Huckabee can win the nomination. Heck, some folks in high places are guessing he will:
Obama’s aides say they will most likely set up their re-election campaign around next March, roughly the same as when Bush and Clinton incorporated their incumbent campaign operations. They are more optimistic about 2012 than they are about 2010, believing the Tea Party will re-elect Barack Obama by pulling the Republican nominee to the right. They doubt Sarah Palin will run and figure Mitt Romney cannot get the Republican nomination because he enacted his own health care program in Massachusetts. If they had to guess today, some in the White House say that Obama will find himself running against Mike Huckabee, the former Arkansas governor.
But what do they know?
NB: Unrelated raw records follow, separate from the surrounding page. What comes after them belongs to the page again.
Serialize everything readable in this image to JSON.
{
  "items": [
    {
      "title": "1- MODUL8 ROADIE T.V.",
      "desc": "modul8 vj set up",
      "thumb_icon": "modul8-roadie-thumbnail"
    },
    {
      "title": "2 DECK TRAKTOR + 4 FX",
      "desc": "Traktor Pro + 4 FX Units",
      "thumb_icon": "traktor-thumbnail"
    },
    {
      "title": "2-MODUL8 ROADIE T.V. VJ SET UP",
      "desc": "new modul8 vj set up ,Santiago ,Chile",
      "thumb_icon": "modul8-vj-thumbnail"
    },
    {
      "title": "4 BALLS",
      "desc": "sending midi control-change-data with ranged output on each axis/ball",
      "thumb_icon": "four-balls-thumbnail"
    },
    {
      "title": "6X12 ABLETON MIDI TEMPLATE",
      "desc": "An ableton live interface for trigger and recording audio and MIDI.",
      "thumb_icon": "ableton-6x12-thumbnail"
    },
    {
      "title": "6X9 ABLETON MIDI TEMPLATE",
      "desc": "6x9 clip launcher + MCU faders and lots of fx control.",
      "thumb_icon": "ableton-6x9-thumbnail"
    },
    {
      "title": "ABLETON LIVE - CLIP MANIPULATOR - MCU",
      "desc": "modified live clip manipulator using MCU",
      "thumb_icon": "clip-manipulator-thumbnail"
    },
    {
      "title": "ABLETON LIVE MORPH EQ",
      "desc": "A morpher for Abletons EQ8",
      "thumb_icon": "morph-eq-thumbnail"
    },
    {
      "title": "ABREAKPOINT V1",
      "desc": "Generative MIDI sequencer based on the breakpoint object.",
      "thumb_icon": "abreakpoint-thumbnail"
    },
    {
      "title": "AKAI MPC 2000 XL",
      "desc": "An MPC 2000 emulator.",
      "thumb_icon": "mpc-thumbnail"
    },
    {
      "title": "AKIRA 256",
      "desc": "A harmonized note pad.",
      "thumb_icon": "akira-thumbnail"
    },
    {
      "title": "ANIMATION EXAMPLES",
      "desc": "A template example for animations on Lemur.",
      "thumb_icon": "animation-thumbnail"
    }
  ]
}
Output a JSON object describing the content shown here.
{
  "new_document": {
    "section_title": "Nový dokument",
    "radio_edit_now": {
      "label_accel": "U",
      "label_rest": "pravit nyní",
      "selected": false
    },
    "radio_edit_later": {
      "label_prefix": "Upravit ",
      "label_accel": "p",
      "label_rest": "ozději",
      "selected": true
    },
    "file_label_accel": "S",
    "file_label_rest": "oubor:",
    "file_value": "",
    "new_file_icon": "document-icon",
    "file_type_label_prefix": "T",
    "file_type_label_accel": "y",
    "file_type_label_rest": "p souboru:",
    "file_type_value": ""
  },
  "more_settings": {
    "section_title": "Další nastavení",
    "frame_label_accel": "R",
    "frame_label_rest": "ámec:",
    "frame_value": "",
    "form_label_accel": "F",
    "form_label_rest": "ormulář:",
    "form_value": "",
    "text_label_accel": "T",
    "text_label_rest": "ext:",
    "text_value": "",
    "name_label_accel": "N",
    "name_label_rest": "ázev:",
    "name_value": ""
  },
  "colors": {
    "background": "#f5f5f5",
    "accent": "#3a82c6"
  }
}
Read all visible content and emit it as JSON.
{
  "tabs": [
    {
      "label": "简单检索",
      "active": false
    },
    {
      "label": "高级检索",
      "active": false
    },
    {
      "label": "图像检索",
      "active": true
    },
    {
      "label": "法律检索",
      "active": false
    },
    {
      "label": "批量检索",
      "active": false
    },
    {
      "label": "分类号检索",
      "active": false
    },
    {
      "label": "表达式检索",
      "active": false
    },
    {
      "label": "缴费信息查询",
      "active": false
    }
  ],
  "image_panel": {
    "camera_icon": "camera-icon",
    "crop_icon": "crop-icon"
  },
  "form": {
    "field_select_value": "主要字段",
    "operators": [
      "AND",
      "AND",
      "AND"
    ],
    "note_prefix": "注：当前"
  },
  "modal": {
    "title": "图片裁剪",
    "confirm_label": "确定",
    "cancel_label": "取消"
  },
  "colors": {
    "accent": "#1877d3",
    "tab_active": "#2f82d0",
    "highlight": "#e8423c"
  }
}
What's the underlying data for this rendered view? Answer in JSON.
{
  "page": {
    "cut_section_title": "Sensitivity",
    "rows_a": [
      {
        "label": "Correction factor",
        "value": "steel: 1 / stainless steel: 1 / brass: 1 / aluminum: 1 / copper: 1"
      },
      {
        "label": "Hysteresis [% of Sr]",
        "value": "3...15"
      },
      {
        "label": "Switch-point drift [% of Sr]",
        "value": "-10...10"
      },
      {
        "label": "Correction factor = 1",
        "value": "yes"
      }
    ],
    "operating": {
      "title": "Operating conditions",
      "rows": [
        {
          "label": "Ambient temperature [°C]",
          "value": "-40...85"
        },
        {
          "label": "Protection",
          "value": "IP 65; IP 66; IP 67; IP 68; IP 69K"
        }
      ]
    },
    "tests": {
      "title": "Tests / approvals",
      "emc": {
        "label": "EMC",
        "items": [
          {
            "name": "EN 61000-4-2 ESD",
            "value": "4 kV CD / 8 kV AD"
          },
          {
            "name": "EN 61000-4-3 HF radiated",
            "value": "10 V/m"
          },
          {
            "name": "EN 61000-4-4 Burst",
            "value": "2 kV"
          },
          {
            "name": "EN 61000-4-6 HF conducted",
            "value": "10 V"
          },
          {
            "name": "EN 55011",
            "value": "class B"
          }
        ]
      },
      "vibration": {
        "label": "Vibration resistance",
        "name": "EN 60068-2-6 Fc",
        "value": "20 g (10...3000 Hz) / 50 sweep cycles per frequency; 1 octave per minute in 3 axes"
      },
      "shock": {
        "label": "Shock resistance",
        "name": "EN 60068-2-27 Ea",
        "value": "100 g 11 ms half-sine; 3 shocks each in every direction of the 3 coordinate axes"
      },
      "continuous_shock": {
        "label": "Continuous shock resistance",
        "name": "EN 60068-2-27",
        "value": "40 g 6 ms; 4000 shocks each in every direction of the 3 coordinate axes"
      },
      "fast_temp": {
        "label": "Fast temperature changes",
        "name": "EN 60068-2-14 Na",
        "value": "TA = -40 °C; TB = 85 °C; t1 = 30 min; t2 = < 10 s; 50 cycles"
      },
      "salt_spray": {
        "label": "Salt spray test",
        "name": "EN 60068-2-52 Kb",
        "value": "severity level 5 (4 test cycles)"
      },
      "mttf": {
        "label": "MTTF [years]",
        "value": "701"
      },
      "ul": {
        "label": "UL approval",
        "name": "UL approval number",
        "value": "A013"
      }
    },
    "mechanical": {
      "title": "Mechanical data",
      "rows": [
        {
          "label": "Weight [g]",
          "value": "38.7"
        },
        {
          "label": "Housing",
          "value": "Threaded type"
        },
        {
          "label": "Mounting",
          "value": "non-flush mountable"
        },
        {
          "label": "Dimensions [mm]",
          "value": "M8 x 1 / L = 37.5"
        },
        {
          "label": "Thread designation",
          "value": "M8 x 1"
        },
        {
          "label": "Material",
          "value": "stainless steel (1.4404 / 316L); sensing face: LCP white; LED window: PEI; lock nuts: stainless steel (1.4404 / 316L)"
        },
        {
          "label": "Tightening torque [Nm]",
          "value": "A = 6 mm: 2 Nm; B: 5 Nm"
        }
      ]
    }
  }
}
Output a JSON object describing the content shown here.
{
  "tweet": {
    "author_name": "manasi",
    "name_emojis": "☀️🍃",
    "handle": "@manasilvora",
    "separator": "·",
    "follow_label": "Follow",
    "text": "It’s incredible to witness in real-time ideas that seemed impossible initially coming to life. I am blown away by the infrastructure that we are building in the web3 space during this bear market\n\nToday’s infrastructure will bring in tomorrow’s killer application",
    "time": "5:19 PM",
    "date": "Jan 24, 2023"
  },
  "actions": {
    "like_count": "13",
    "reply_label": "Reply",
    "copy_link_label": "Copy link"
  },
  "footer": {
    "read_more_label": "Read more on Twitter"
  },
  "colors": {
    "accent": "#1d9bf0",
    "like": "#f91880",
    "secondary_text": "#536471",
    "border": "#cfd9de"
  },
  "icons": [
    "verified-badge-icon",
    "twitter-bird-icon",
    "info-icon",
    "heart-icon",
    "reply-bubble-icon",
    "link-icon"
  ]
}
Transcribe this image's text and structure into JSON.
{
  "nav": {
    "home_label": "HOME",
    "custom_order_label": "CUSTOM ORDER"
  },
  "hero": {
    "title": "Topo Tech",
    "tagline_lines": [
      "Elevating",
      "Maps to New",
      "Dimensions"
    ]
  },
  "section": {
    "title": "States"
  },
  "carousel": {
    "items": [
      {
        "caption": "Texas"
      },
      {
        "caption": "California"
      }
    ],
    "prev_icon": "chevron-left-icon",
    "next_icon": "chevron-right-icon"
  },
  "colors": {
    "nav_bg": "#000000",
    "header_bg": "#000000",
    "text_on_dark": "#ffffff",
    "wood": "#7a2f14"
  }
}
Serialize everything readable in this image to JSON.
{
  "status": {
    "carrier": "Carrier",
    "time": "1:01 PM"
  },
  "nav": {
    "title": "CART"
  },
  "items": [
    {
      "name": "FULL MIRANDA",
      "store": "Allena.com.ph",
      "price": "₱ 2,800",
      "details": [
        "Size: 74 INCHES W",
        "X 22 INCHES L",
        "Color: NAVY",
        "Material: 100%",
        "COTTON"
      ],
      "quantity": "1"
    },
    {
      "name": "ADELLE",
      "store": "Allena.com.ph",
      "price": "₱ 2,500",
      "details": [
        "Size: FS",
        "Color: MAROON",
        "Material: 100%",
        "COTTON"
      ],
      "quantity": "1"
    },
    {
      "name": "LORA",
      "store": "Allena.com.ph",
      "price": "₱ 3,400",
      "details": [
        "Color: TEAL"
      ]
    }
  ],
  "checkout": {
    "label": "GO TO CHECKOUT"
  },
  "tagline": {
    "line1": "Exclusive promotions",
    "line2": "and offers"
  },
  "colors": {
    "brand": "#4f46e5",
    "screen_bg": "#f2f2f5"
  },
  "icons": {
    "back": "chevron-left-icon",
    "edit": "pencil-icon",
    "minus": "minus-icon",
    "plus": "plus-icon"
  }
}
Second: On Bloomberg. I have to agree with Ann Althouse on this — I think Heilemann is perhaps a little to goofy over the prospect of a Bloomberg presidential run to begin with. He’s written on the topic plenty in the past, and while I take seriously the veracity of his reporting, serious third party runs are such gargantuan (and quixotic) undertakings, even for billionaires, that the political environment would have to be perfectly tuned for the precise candidate in question. Thanks to two-party entrenchment, a mere lack of enthusiasm for the main contenders would not suffice.
I find the proposed threshold for Bloomberg’s entrance also an example of wishful thinking by the folks Heilemann’s been talking to. I could see Bloomberg sensing an opening with Obama’s approval in the 30s, but low 40s? That’s pretty near where he is now, and at this point I don’t see a serious challenger to Obama in the 2012 general election. Obama will have to lose so
much of the country’s faith and good will to make impeachment by a wingnut Congress as likely than an electoral loss.
And as hungry for the office as Bloomberg might be, I don’t believe for a second he’d want to be the reason someone like Palin ascended to the presidency (nor would he be okay with a President Huckabee or President Gingrich). He’d have to be near-certain, as Heilemann notes, that he would win. I don’t think that certainty will ever emerge.